Migratory ability of quinone methide-generating acridine conjugates in DNA†
The dynamic nature of nucleic acid alkylation by simple ortho quinone methides (QM) and their conjugates has provided numerous opportunities ranging from sequence selective targeting to bipedal walking in duplex DNA. To enhance the diffusion rate of adduct migration, one of two sites for QM generation was deleted from a bisQM conjugate of acridine to remove the covalent anchor to DNA that persists during QM regeneration. This conversion of a bisfunctional cross-linking agent to a monofunctional alkylating agent allowed adduct diffusion to traverse an extrahelical -TT- bulge that previously acted as a barrier for its bisfunctional analog. An electron rich derivative of the monofunctional acridine conjugate was additionally prepared to accelerate the rates of DNA alkylation and QM regeneration. The resulting stabilization of this QM effectively enhanced the rate of its release from adducts attached at guanine N7 in competition with an alternative and detrimental deglycosylation pathway. Intercalation by the acridine component was not sufficient to hold the transient QM intermediates within duplex DNA and consequently these electrophiles diffused into solution and were subject to quenching by solvent and a model nucleophile, β-mercaptoethanol.
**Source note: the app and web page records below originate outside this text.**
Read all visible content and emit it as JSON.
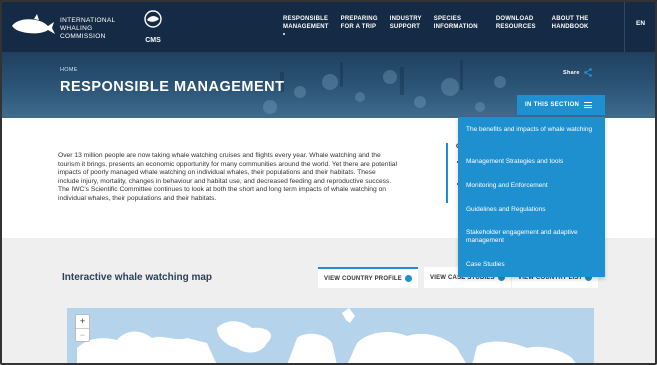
{
  "header": {
    "brand_line1": "International",
    "brand_line2": "Whaling Commission",
    "partner_logo": "CMS",
    "nav": [
      {
        "line1": "Responsible",
        "line2": "Management"
      },
      {
        "line1": "Preparing",
        "line2": "for a trip"
      },
      {
        "line1": "Industry",
        "line2": "Support"
      },
      {
        "line1": "Species",
        "line2": "Information"
      },
      {
        "line1": "Download",
        "line2": "Resources"
      },
      {
        "line1": "About the",
        "line2": "Handbook"
      }
    ],
    "language": "EN"
  },
  "hero": {
    "breadcrumb": "Home",
    "title": "Responsible Management",
    "share_label": "Share",
    "share_icon": "share-icon"
  },
  "section_menu": {
    "button_label": "In this section",
    "items": [
      "The benefits and impacts of whale watching",
      "Management Strategies and tools",
      "Monitoring and Enforcement",
      "Guidelines and Regulations",
      "Stakeholder engagement and adaptive management",
      "Case Studies"
    ]
  },
  "intro": {
    "paragraph": "Over 13 million people  are now taking whale watching cruises and flights every year.  Whale watching and the tourism it brings, presents an economic opportunity for many communities around the world. Yet there are potential impacts of poorly managed whale watching on individual whales, their populations and their habitats. These include injury, mortality, changes in behaviour and habitat use, and decreased feeding and reproductive success.  The IWC's Scientific Committee continues to look at both the short and long term impacts of whale watching on individual whales, their populations and their habitats.",
    "side_heading": "G"
  },
  "map": {
    "title": "Interactive whale watching map",
    "buttons": [
      "View country profile",
      "View case studies",
      "View country list"
    ],
    "zoom_in": "+",
    "zoom_out": "−"
  },
  "colors": {
    "nav_bg": "#152a45",
    "accent": "#1e8fcf",
    "map_water": "#b5d3ea",
    "map_land": "#ffffff"
  }
}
- This article is part of the themed collection: Chemical biology in OBC